== Supplied records ==
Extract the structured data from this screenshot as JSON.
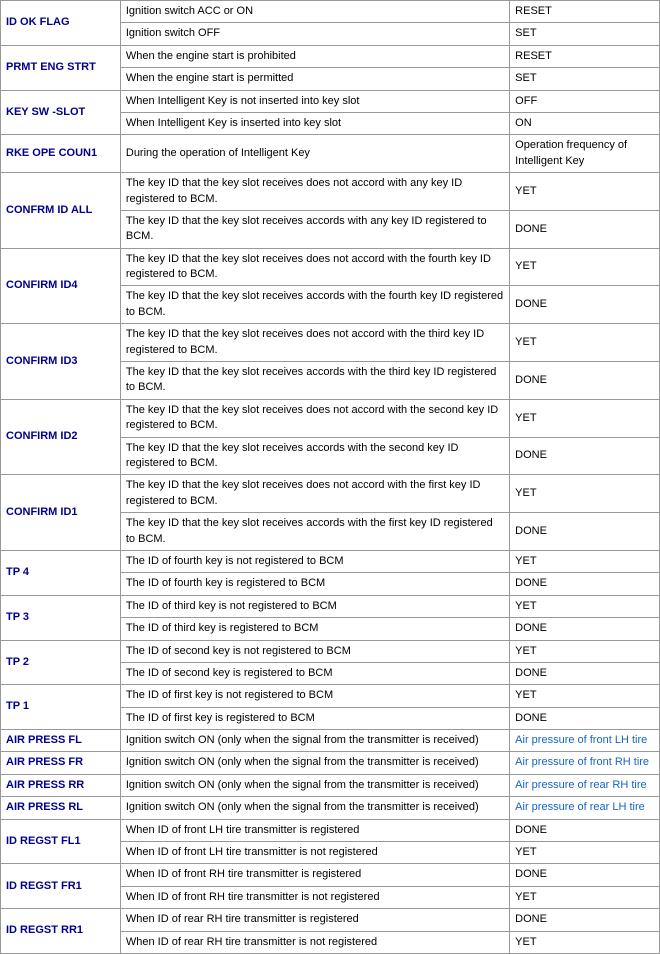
{
  "table": {
    "rows": [
      {
        "id": "ID OK FLAG",
        "desc": "Ignition switch ACC or ON",
        "value": "RESET",
        "value_blue": false
      },
      {
        "id": "",
        "desc": "Ignition switch OFF",
        "value": "SET",
        "value_blue": false
      },
      {
        "id": "PRMT ENG STRT",
        "desc": "When the engine start is prohibited",
        "value": "RESET",
        "value_blue": false
      },
      {
        "id": "",
        "desc": "When the engine start is permitted",
        "value": "SET",
        "value_blue": false
      },
      {
        "id": "KEY SW -SLOT",
        "desc": "When Intelligent Key is not inserted into key slot",
        "value": "OFF",
        "value_blue": false
      },
      {
        "id": "",
        "desc": "When Intelligent Key is inserted into key slot",
        "value": "ON",
        "value_blue": false
      },
      {
        "id": "RKE OPE COUN1",
        "desc": "During the operation of Intelligent Key",
        "value": "Operation frequency of Intelligent Key",
        "value_blue": false
      },
      {
        "id": "CONFRM ID ALL",
        "desc": "The key ID that the key slot receives does not accord with any key ID registered to BCM.",
        "value": "YET",
        "value_blue": false
      },
      {
        "id": "",
        "desc": "The key ID that the key slot receives accords with any key ID registered to BCM.",
        "value": "DONE",
        "value_blue": false
      },
      {
        "id": "CONFIRM ID4",
        "desc": "The key ID that the key slot receives does not accord with the fourth key ID registered to BCM.",
        "value": "YET",
        "value_blue": false
      },
      {
        "id": "",
        "desc": "The key ID that the key slot receives accords with the fourth key ID registered to BCM.",
        "value": "DONE",
        "value_blue": false
      },
      {
        "id": "CONFIRM ID3",
        "desc": "The key ID that the key slot receives does not accord with the third key ID registered to BCM.",
        "value": "YET",
        "value_blue": false
      },
      {
        "id": "",
        "desc": "The key ID that the key slot receives accords with the third key ID registered to BCM.",
        "value": "DONE",
        "value_blue": false
      },
      {
        "id": "CONFIRM ID2",
        "desc": "The key ID that the key slot receives does not accord with the second key ID registered to BCM.",
        "value": "YET",
        "value_blue": false
      },
      {
        "id": "",
        "desc": "The key ID that the key slot receives accords with the second key ID registered to BCM.",
        "value": "DONE",
        "value_blue": false
      },
      {
        "id": "CONFIRM ID1",
        "desc": "The key ID that the key slot receives does not accord with the first key ID registered to BCM.",
        "value": "YET",
        "value_blue": false
      },
      {
        "id": "",
        "desc": "The key ID that the key slot receives accords with the first key ID registered to BCM.",
        "value": "DONE",
        "value_blue": false
      },
      {
        "id": "TP 4",
        "desc": "The ID of fourth key is not registered to BCM",
        "value": "YET",
        "value_blue": false
      },
      {
        "id": "",
        "desc": "The ID of fourth key is registered to BCM",
        "value": "DONE",
        "value_blue": false
      },
      {
        "id": "TP 3",
        "desc": "The ID of third key is not registered to BCM",
        "value": "YET",
        "value_blue": false
      },
      {
        "id": "",
        "desc": "The ID of third key is registered to BCM",
        "value": "DONE",
        "value_blue": false
      },
      {
        "id": "TP 2",
        "desc": "The ID of second key is not registered to BCM",
        "value": "YET",
        "value_blue": false
      },
      {
        "id": "",
        "desc": "The ID of second key is registered to BCM",
        "value": "DONE",
        "value_blue": false
      },
      {
        "id": "TP 1",
        "desc": "The ID of first key is not registered to BCM",
        "value": "YET",
        "value_blue": false
      },
      {
        "id": "",
        "desc": "The ID of first key is registered to BCM",
        "value": "DONE",
        "value_blue": false
      },
      {
        "id": "AIR PRESS FL",
        "desc": "Ignition switch ON (only when the signal from the transmitter is received)",
        "value": "Air pressure of front LH tire",
        "value_blue": true
      },
      {
        "id": "AIR PRESS FR",
        "desc": "Ignition switch ON (only when the signal from the transmitter is received)",
        "value": "Air pressure of front RH tire",
        "value_blue": true
      },
      {
        "id": "AIR PRESS RR",
        "desc": "Ignition switch ON (only when the signal from the transmitter is received)",
        "value": "Air pressure of rear RH tire",
        "value_blue": true
      },
      {
        "id": "AIR PRESS RL",
        "desc": "Ignition switch ON (only when the signal from the transmitter is received)",
        "value": "Air pressure of rear LH tire",
        "value_blue": true
      },
      {
        "id": "ID REGST FL1",
        "desc": "When ID of front LH tire transmitter is registered",
        "value": "DONE",
        "value_blue": false
      },
      {
        "id": "",
        "desc": "When ID of front LH tire transmitter is not registered",
        "value": "YET",
        "value_blue": false
      },
      {
        "id": "ID REGST FR1",
        "desc": "When ID of front RH tire transmitter is registered",
        "value": "DONE",
        "value_blue": false
      },
      {
        "id": "",
        "desc": "When ID of front RH tire transmitter is not registered",
        "value": "YET",
        "value_blue": false
      },
      {
        "id": "ID REGST RR1",
        "desc": "When ID of rear RH tire transmitter is registered",
        "value": "DONE",
        "value_blue": false
      },
      {
        "id": "",
        "desc": "When ID of rear RH tire transmitter is not registered",
        "value": "YET",
        "value_blue": false
      }
    ]
  }
}
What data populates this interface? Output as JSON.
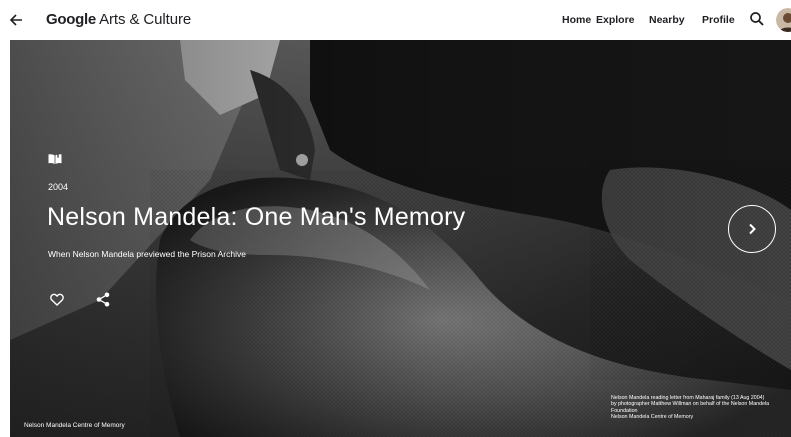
{
  "header": {
    "back_icon": "arrow-left-icon",
    "logo_google": "Google",
    "logo_rest": " Arts & Culture",
    "nav": [
      "Home",
      "Explore",
      "Nearby",
      "Profile"
    ],
    "search_icon": "search-icon"
  },
  "hero": {
    "type_icon": "open-book-icon",
    "year": "2004",
    "title": "Nelson Mandela: One Man's Memory",
    "subtitle": "When Nelson Mandela previewed the Prison Archive",
    "like_icon": "heart-outline-icon",
    "share_icon": "share-icon",
    "next_icon": "chevron-right-icon",
    "credit": "Nelson Mandela Centre of Memory",
    "caption": {
      "line1": "Nelson Mandela reading letter from Maharaj family (13 Aug 2004)",
      "line2": "by photographer Matthew Willman on behalf of the Nelson Mandela Foundation",
      "line3": "Nelson Mandela Centre of Memory"
    }
  }
}
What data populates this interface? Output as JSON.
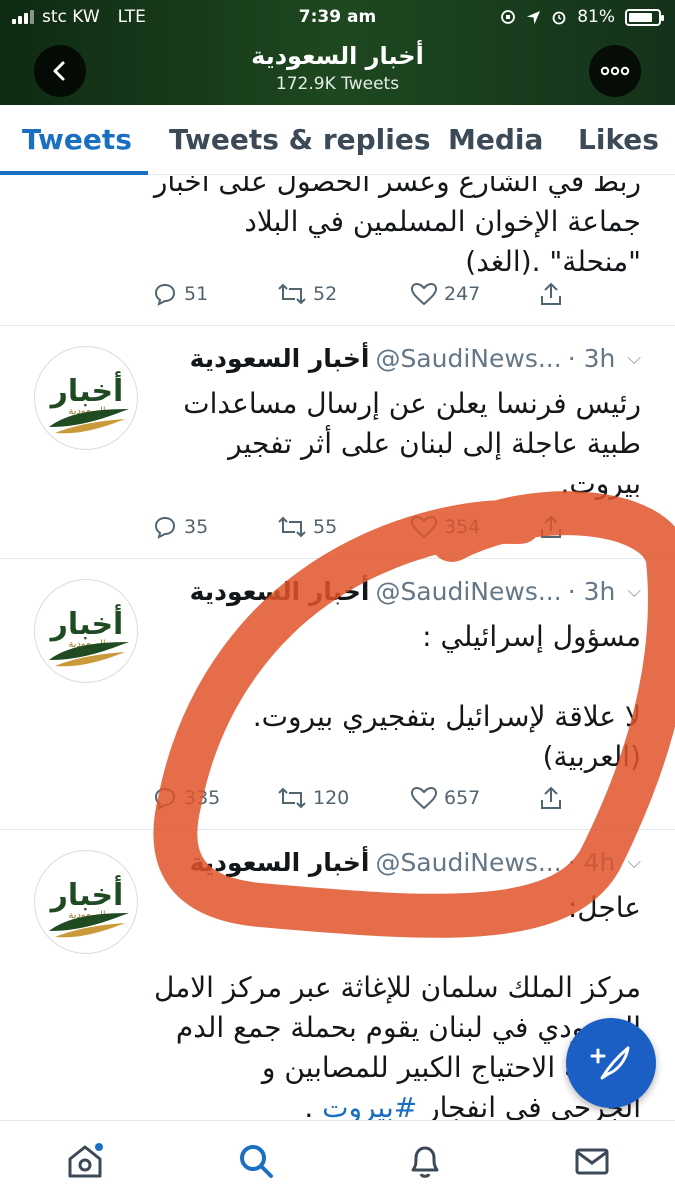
{
  "status_bar": {
    "carrier": "stc KW",
    "network": "LTE",
    "time": "7:39 am",
    "battery": "81%",
    "battery_level": 0.81
  },
  "header": {
    "title": "أخبار السعودية",
    "subtitle": "172.9K Tweets"
  },
  "tabs": [
    {
      "label": "Tweets",
      "active": true
    },
    {
      "label": "Tweets & replies"
    },
    {
      "label": "Media"
    },
    {
      "label": "Likes"
    }
  ],
  "avatar": {
    "logo_text": "أخبار",
    "logo_sub": "السعودية"
  },
  "tweets": [
    {
      "partial": true,
      "text": "ربط في الشارع وعسر الحصول على أخبار\nجماعة الإخوان المسلمين في البلاد\n\"منحلة\" .(الغد)",
      "replies": "51",
      "retweets": "52",
      "likes": "247"
    },
    {
      "name": "أخبار السعودية",
      "handle": "@SaudiNews...",
      "time": "· 3h",
      "text": "رئيس فرنسا يعلن عن إرسال مساعدات\nطبية عاجلة إلى لبنان على أثر تفجير\nبيروت.",
      "replies": "35",
      "retweets": "55",
      "likes": "354"
    },
    {
      "name": "أخبار السعودية",
      "handle": "@SaudiNews...",
      "time": "· 3h",
      "text": "مسؤول إسرائيلي :\n\nلا علاقة لإسرائيل بتفجيري بيروت.\n(العربية)",
      "replies": "335",
      "retweets": "120",
      "likes": "657"
    },
    {
      "name": "أخبار السعودية",
      "handle": "@SaudiNews...",
      "time": "· 4h",
      "text": "عاجل:\n\nمركز الملك سلمان للإغاثة عبر مركز الامل\nالسعودي في لبنان يقوم بحملة جمع الدم\nلتغطية الاحتياج الكبير للمصابين و\nالجرحى فى انفجار",
      "hashtag": "#بيروت",
      "tail": " ."
    }
  ],
  "colors": {
    "accent": "#1b6fc3",
    "header_bg": "#1e4820",
    "annotation": "#e0532a"
  }
}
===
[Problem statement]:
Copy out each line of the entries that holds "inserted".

[Solution for this task]:
        "desc": "When Intelligent Key is not inserted into key slot",
        "desc": "When Intelligent Key is inserted into key slot",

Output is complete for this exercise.